  • PURA is given more time and authority, allowed to evaluate a company’s performance during rate amendment proposals and able to determine whether a company’s rate of return is reasonable compared to the new rate proposed; its deadlines are extended in rate cases by 200 days for electric distribution companies and 50 days in other cases; and it will have to consider performance-based incentives and penalties when reviewing and investigating EDCs and rate hearings for PURA-regulated utility companies.
  • PURA can require that rate recovery for executive or officer compensation, as well as incentive compensation for employees, be dependent on performance.

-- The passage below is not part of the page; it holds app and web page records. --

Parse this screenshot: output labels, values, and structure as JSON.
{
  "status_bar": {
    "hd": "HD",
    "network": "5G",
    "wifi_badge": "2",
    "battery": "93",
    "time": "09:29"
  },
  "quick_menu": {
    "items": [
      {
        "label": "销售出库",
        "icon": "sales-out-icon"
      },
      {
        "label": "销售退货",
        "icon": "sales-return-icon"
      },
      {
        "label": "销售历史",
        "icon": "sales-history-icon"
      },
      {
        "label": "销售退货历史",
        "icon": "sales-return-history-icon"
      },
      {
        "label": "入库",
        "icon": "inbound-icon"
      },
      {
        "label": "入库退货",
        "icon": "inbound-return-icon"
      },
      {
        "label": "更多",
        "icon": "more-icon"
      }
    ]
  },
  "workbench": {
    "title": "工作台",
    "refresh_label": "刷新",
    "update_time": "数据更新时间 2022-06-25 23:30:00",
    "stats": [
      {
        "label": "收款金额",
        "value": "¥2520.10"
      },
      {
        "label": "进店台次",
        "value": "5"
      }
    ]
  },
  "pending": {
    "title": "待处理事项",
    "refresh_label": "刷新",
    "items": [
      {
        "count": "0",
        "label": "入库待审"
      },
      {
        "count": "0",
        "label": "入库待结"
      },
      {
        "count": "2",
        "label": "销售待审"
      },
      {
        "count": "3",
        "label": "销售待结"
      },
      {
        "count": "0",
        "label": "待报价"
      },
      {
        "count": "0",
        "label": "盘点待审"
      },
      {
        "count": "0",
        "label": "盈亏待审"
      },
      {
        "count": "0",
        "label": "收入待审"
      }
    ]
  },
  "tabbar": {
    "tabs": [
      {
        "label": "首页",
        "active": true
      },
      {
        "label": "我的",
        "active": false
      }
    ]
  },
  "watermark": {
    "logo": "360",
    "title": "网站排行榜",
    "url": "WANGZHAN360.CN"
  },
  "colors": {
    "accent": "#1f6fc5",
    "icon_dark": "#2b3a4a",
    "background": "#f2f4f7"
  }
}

  • PURA would be allowed to implement interim rate decreases if a company sees excessive return, as well as low-income rates and economic development rates.
  • Starting in 2021, entities could not become holding companies of PURA-regulated utilities unless the holding company’s board of directors has the same population percentage as the holding company’s total service area in Connecticut. PURA also gains an additional 30 days to hold a hearing on mergers or other changes, while the deadline for approving or disapproving a merger/change of control is extended by 80 days.
  • The cap on civil penalties levied by PURA for failing to comply with performance standards in emergency preparation rises from 2.5 percent to 4 percent of annual distribution revenue, and penalties will continue to be assessed as ratepayer credits set at $10,000 per violation.
  • Starting July 2021, if PURA determines an EDC failed to perform according to the PURA standards:
    • EDCs will be required to give customers $25 account credits each day they experience a power outage of more than 96 hours after an emergency, with EDCs not allowed to recover costs for those credits outside of petitioning for a waiver.
    • EDCs would be required to compensate residential customers $250 for any medication and food expiring or spoiling due to a power outage lasting more than 96 hours after an emergency.
  • After EDCs submit information about their last five major storm responses, including data about their crew workers and damage and outage estimates compared to storm response, PURA would issue minimum staffing level standards for outage planning and restoration personnel directly responsible for post-storm recovery. EDCs would face civil fines if found to break these rules.
  • PURA would be authorized to assess fines for noncompliance with laws, regulations and orders, with a portion of those fines going to energy assistance program nonprofits
  • DEEP would be required to evaluate current regional energy market (ISO New England) use and recommend alternatives achieving public policy goals by adopting clean and renewable energy
  • DEEP would also have to expand its microgrid grant and loan pilot program for resilience projects, prioritizing projects benefiting vulnerable communities.